■ **Task**
In the data beneath this task, how many lines contain "Цвет"? Answer with the number only.

━━━━

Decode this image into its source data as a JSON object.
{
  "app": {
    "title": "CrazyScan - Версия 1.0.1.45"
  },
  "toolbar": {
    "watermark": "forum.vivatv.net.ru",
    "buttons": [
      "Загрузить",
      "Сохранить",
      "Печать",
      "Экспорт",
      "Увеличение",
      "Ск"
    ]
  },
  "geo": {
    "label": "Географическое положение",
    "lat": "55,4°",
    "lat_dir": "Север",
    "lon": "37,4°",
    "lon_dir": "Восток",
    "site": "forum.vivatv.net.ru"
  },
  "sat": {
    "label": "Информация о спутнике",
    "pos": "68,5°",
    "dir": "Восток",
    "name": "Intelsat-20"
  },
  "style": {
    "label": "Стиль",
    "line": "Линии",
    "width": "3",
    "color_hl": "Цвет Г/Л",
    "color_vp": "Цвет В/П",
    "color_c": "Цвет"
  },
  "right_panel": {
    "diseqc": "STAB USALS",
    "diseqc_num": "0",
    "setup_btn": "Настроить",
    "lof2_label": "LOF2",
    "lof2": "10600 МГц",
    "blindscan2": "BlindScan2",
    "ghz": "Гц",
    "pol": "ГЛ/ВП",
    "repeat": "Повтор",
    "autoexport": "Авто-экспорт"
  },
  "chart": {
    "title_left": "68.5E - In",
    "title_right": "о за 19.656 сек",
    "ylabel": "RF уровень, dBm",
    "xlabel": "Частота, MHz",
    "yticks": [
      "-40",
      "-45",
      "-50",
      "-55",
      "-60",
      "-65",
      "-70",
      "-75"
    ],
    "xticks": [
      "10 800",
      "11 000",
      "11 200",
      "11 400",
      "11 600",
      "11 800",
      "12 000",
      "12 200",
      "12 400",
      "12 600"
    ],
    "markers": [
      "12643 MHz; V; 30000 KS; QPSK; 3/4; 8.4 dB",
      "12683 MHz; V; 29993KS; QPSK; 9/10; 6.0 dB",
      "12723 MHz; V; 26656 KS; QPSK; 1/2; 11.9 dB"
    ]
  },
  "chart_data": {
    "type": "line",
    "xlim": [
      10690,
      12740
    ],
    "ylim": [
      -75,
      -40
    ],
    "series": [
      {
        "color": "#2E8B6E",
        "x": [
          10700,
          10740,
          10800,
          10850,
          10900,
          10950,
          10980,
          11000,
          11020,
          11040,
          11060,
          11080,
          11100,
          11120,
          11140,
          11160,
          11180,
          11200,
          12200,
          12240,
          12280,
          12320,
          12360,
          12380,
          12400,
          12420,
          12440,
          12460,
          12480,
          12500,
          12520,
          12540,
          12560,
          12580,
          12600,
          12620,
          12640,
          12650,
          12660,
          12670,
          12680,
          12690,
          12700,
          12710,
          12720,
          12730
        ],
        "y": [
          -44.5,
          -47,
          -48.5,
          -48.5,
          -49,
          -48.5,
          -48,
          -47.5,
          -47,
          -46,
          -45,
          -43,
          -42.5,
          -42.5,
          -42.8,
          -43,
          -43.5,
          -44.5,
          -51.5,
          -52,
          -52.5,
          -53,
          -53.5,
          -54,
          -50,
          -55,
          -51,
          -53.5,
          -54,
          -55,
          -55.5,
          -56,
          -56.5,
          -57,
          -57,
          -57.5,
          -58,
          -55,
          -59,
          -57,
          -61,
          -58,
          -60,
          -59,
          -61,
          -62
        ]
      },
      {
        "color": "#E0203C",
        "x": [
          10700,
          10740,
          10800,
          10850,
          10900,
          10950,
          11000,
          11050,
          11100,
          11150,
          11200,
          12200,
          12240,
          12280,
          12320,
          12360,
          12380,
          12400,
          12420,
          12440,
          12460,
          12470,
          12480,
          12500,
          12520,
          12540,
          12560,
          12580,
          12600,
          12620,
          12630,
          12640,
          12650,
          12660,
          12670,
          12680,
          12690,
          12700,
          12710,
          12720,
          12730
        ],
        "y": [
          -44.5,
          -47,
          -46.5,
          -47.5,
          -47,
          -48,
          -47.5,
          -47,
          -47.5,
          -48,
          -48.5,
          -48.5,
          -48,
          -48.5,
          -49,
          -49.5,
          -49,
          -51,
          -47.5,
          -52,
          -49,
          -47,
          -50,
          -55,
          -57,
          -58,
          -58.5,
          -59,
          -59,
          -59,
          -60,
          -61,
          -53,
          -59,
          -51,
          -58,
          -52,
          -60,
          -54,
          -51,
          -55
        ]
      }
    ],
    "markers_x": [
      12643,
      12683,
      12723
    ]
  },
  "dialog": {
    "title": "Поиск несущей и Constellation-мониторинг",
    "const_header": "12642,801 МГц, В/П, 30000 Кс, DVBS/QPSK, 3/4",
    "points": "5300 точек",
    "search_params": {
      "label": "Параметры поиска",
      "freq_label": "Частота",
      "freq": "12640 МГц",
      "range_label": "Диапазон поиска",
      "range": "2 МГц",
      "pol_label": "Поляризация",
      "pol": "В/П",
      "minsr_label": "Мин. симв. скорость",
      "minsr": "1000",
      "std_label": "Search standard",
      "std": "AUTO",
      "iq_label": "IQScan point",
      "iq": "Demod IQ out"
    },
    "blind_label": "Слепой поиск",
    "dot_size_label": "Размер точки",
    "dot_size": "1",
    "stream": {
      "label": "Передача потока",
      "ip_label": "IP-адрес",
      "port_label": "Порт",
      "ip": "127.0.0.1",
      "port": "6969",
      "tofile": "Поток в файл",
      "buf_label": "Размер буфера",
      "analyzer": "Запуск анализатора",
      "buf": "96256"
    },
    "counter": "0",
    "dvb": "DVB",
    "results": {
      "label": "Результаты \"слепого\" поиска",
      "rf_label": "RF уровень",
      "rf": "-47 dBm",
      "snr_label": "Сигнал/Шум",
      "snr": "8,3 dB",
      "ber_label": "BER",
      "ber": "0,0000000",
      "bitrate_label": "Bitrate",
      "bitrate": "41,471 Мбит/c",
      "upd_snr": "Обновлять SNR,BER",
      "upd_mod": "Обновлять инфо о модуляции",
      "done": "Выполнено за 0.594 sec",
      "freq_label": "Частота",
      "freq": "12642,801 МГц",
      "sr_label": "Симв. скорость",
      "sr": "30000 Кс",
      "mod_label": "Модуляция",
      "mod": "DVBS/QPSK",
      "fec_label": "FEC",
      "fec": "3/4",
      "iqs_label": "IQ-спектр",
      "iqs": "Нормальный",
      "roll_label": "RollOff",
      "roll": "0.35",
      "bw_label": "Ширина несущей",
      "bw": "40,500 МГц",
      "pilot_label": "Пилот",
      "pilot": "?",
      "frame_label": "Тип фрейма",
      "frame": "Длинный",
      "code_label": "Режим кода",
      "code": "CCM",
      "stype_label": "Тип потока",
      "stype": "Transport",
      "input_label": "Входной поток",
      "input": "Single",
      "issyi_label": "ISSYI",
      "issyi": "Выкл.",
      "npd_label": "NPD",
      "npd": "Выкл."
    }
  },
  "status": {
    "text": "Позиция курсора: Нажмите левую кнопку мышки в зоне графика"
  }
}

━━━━

■ **Solution to the exercise**
3